**Work item**
Search the data below for the string "payments" and copy all lines where it shows up.

──────── Records shown

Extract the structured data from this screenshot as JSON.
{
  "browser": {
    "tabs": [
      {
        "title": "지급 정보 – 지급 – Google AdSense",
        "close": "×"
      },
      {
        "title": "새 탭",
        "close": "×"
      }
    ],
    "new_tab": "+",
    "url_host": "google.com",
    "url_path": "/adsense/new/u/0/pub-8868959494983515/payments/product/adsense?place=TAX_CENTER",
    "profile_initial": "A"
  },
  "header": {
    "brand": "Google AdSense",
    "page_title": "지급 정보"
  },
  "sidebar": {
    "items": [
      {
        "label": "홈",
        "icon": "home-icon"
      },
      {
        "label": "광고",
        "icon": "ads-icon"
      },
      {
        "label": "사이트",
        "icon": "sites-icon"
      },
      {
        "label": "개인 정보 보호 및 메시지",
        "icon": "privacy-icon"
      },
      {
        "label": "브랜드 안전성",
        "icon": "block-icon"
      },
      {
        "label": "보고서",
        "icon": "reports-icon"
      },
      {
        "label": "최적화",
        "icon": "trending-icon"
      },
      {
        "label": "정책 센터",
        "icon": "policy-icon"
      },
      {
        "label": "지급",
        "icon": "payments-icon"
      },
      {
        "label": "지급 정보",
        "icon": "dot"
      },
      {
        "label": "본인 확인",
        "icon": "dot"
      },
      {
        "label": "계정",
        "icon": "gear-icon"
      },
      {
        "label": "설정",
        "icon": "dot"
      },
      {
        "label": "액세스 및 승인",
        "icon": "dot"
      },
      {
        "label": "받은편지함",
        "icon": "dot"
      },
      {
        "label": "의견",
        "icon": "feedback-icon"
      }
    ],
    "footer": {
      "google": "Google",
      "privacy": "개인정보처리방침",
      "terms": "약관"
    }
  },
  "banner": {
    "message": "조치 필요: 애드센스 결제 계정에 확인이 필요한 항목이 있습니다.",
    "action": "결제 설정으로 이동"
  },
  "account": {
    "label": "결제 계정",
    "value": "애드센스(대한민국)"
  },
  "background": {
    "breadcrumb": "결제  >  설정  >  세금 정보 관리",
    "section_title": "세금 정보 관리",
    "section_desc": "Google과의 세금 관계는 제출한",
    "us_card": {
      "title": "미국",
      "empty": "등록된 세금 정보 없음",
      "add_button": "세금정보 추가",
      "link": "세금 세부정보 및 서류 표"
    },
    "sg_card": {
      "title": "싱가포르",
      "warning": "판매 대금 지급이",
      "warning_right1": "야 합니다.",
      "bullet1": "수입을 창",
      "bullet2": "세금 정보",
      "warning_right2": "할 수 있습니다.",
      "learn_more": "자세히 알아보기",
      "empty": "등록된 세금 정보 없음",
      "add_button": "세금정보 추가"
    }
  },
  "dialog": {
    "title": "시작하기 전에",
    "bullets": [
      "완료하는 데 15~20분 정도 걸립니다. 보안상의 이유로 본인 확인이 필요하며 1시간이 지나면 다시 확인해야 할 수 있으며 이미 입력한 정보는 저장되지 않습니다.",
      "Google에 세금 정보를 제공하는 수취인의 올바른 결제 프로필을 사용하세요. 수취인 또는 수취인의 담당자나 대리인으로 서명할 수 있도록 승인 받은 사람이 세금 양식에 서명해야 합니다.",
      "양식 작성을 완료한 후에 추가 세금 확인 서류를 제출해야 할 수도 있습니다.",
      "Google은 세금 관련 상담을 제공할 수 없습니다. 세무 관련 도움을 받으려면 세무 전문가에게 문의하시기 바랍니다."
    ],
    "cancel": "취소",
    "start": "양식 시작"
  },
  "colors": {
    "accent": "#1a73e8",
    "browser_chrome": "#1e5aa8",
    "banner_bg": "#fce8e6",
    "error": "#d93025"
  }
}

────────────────

**Finished exercise**
    "url_path": "/adsense/new/u/0/pub-8868959494983515/payments/product/adsense?place=TAX_CENTER",
        "icon": "payments-icon"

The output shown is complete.